- Exercise directions -
The result should be an exact copy of the data, free of pictures.

- Supplied data -
■ ■ ■ ■ ■
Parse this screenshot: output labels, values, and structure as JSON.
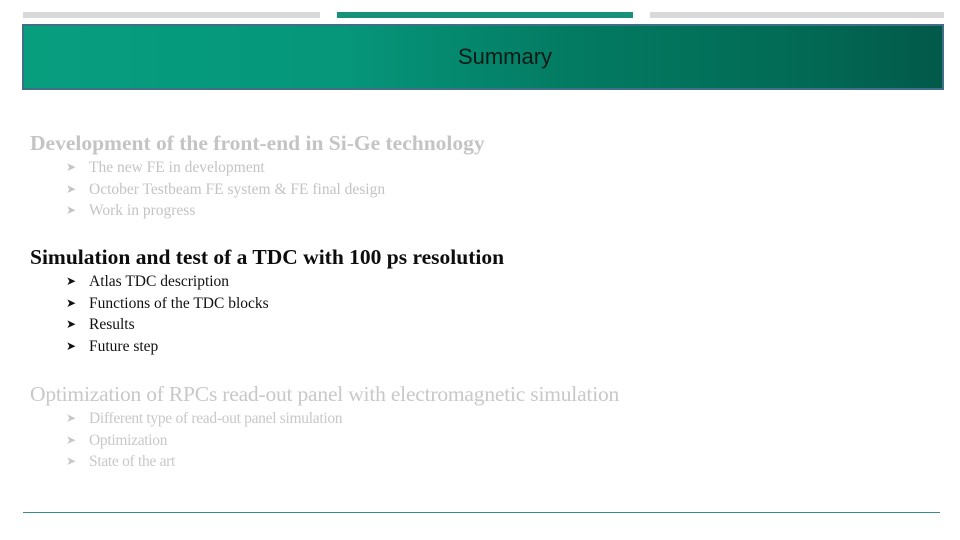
{
  "header": {
    "title": "Summary",
    "colors": {
      "gradient_start": "#079e7e",
      "gradient_end": "#02594a",
      "border": "#3f7088",
      "active_progress": "#17917a",
      "inactive_progress": "#d9d9d9"
    }
  },
  "progress_bar": {
    "segments": 3,
    "active_index": 1
  },
  "sections": [
    {
      "heading": "Development of the front-end in Si-Ge technology",
      "state": "dimmed",
      "items": [
        "The new FE in development",
        "October Testbeam FE system & FE final design",
        "Work in progress"
      ]
    },
    {
      "heading": "Simulation and test of a TDC with 100 ps resolution",
      "state": "active",
      "items": [
        "Atlas TDC description",
        "Functions of the TDC blocks",
        "Results",
        "Future step"
      ]
    },
    {
      "heading": "Optimization of RPCs read-out panel with electromagnetic simulation",
      "state": "dimmed",
      "items": [
        "Different type of read-out panel simulation",
        "Optimization",
        "State of the art"
      ]
    }
  ],
  "bullet_icon": "arrowhead-bullet"
}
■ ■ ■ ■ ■
- Expected answer -
Parse this screenshot: output labels, values, and structure as JSON.
{
  "header": {
    "title": "Summary",
    "colors": {
      "gradient_start": "#079e7e",
      "gradient_end": "#02594a",
      "border": "#3f7088",
      "active_progress": "#17917a",
      "inactive_progress": "#d9d9d9"
    }
  },
  "progress_bar": {
    "segments": 3,
    "active_index": 1
  },
  "sections": [
    {
      "heading": "Development of the front-end in Si-Ge technology",
      "state": "dimmed",
      "items": [
        "The new FE in development",
        "October Testbeam FE system & FE final design",
        "Work in progress"
      ]
    },
    {
      "heading": "Simulation and test of a TDC with 100 ps resolution",
      "state": "active",
      "items": [
        "Atlas TDC description",
        "Functions of the TDC blocks",
        "Results",
        "Future step"
      ]
    },
    {
      "heading": "Optimization of RPCs read-out panel with electromagnetic simulation",
      "state": "dimmed",
      "items": [
        "Different type of read-out panel simulation",
        "Optimization",
        "State of the art"
      ]
    }
  ],
  "bullet_icon": "arrowhead-bullet"
}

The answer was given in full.